18Sep. 1814, Box 2, folder 3, Sep. 1814, Box 2, folder 4; Sep. 1821, Box 2, folder 15.
Restrictions on Access
The collection consists of photocopies of original documents. Second photocopies have been placed in Files for the Litchfield County Court and all originals have been restricted.
Restrictions on Use
See the Reproduction and Publications of State Library Collections policy.
Related information can be found in Trials for Litchfield County and in the records of the Superior Court for Litchfield County.
Connecticut. County Court (Litchfield County)
African Americans -- Connecticut -- History -- 18th century
Connecticut -- History -- Sources
Connecticut. County Court (Litchfield County) -- History
Connecticut. Judicial Dept. -- History
County courts -- Connecticut -- Litchfield County -- History
Indians of North America -- Connecticut -- History -- 18th century
Litchfield County African Americans Collection
Litchfield County Native Americans Collection
Civil court records
Criminal Court records
Following the one-page box and folder list, is a list of 188 cases stored in an Access database concerning Litchfield County minorities covering the years 1754-1854. The records are arranged alphabetically by name of town and then chronologically by court session. The database also includes the names of up to two minorities found in each court case, the names of the plaintiffs and defendants, subject, note, and box and folder in which each case is found. The letter A indicates that the person of interest is African American and N Native American.

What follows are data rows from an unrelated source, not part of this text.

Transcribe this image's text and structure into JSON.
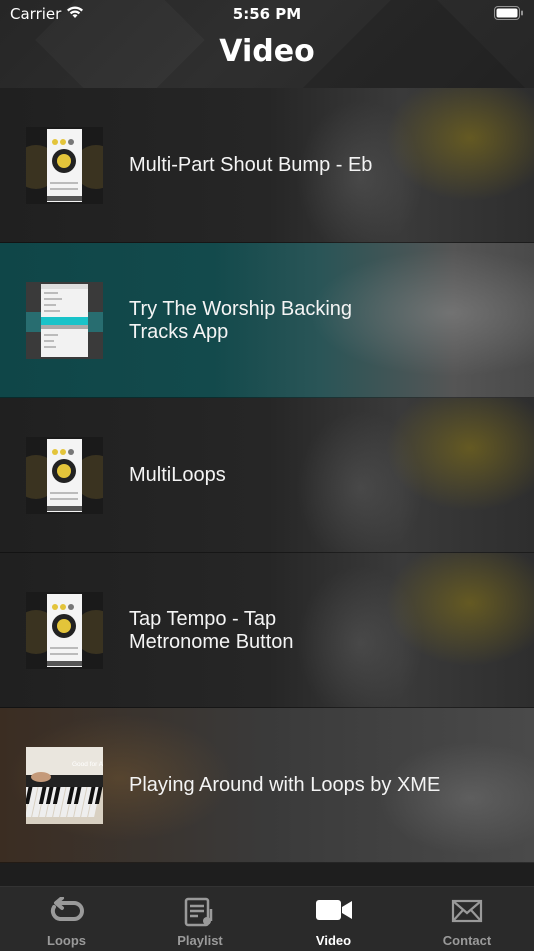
{
  "status": {
    "carrier": "Carrier",
    "time": "5:56 PM"
  },
  "header": {
    "title": "Video"
  },
  "videos": [
    {
      "title_lines": [
        "Multi-Part Shout Bump - Eb"
      ],
      "thumb": "app-screenshot",
      "bg": "dark"
    },
    {
      "title_lines": [
        "Try The Worship Backing",
        "Tracks App"
      ],
      "thumb": "app-list",
      "bg": "teal"
    },
    {
      "title_lines": [
        "MultiLoops"
      ],
      "thumb": "app-screenshot",
      "bg": "dark"
    },
    {
      "title_lines": [
        "Tap Tempo - Tap",
        "Metronome Button"
      ],
      "thumb": "app-screenshot",
      "bg": "dark"
    },
    {
      "title_lines": [
        "Playing Around with Loops by XME"
      ],
      "thumb": "keyboard-photo",
      "thumb_caption": "Good for An",
      "bg": "brown"
    }
  ],
  "tabs": [
    {
      "label": "Loops",
      "icon": "loop-icon",
      "active": false
    },
    {
      "label": "Playlist",
      "icon": "playlist-icon",
      "active": false
    },
    {
      "label": "Video",
      "icon": "video-camera-icon",
      "active": true
    },
    {
      "label": "Contact",
      "icon": "envelope-icon",
      "active": false
    }
  ],
  "colors": {
    "accent_teal": "#0f4648",
    "active_tab": "#ffffff",
    "inactive_tab": "#9a9a9a"
  }
}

The Litchfield County Minorities Collection consists entirely of photocopies of court cases involving African Americans and Native Americans from records of the Files of the Litchfield County Court. This artificial collection was created to provide more convenient access to materials on Indians and Negroes in Litchfield County.